Defending rights of the child

(Edmonton) A professor in the Faculty of Extension will accompany six Aboriginal youth to Geneva next month to share their grievances with the United Nations Committee on the Rights of the Child.

The teenagers, from First Nations communities across Canada, will describe to the committee on Feb. 6 what it feels like to grow up receiving fewer government services such as education, health care and child welfare on reserves, says Cindy Blackstock, executive director of the First Nations Child and Family Caring Society of Canada.

“These kids want to say, ‘We know we’re getting less because of who we are,’” says Blackstock, who says highlighting revelations of poor living conditions in Attawapiskat will be high on the delegation’s agenda.

“It wasn’t OK for African-American children to be told to get into a separate line because of who they were, and yet we’re doing that right here in Canada. [The children] want to say, ‘We know what’s happening to us, we know why, and we’re really worried about our future.’”

Blackstock and her group struck a partnership with the extension faculty last year to conduct community-engaged research on the rights of children. She helped the Geneva youth delegation write its presentation and raise funds for the trip.

A member of the Gitksan Nation, she has worked in the field of child and family services for more than 20 years. Her key interests include exploring and addressing the causes of disadvantage for Aboriginal children and families by promoting equitable and culturally based interventions.

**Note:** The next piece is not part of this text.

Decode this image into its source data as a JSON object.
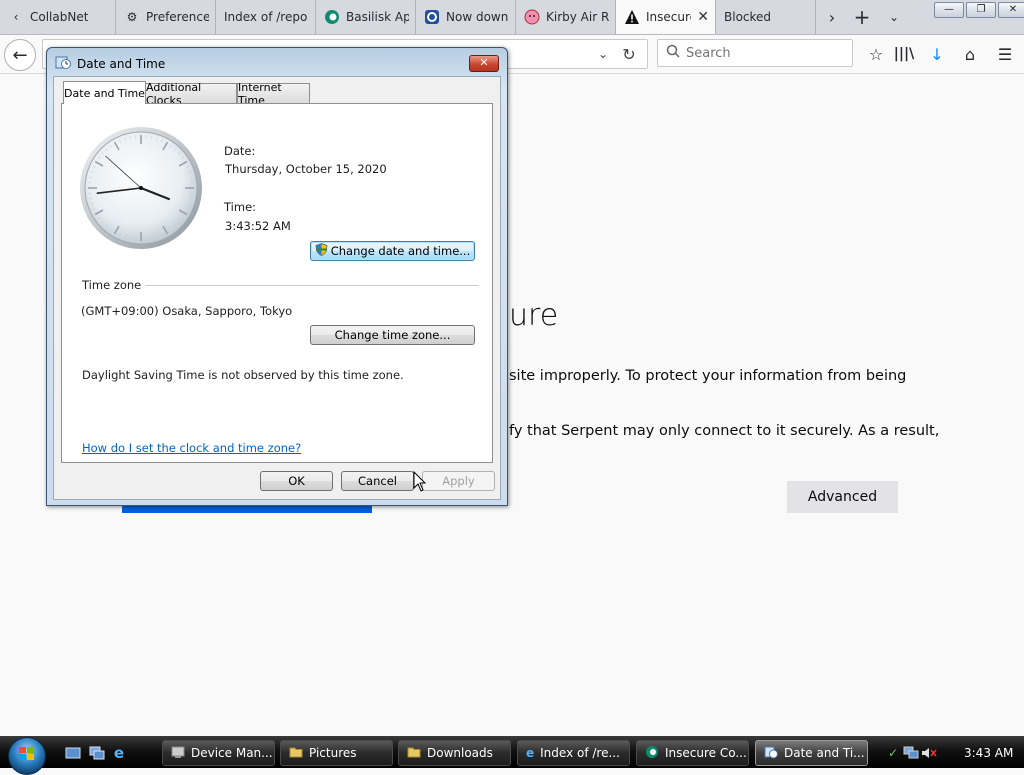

In partnership with indigenous peoples around the globe, Blackstock has helped develop United Nations instruments on indigenous child rights.

“What I want to do is raise a generation of children who know they can be active agents of change,” she says. “So when they grow up concerned about the environment or persons with disabilities or some other concern, they have just the tools to change Canada for the better.”

The trip to Geneva was inspired by the late Shannen Koostachin, a youth-education advocate from Attawapiskat First Nation who met with the federal minister of Indian Affairs in 2008 demanding proper schools and culturally based education for First Nations children on reserves. Her own school was in run-down portable trailers situated beside a toxic waste dump.

Koostachin was nominated in 2008 for the international Children’s Peace Prize, awarded by Nobel laureates. She died in a car accident in 2010. An advocacy group called Shannon’s Dream was set up in her honour.

Sixteen-year-old Chelsea Edwards represents Shannen’s Dream and is among the delegates going to Geneva next month. “I hope the prime minister will do the right thing, but we are tired of waiting.”

“There are multiple solutions on the table, and racial discrimination against children is not a legitimate fiscal-restraint measure,” says Blackstock. “Children only have one childhood. Canada must treat First Nations children fairly now.”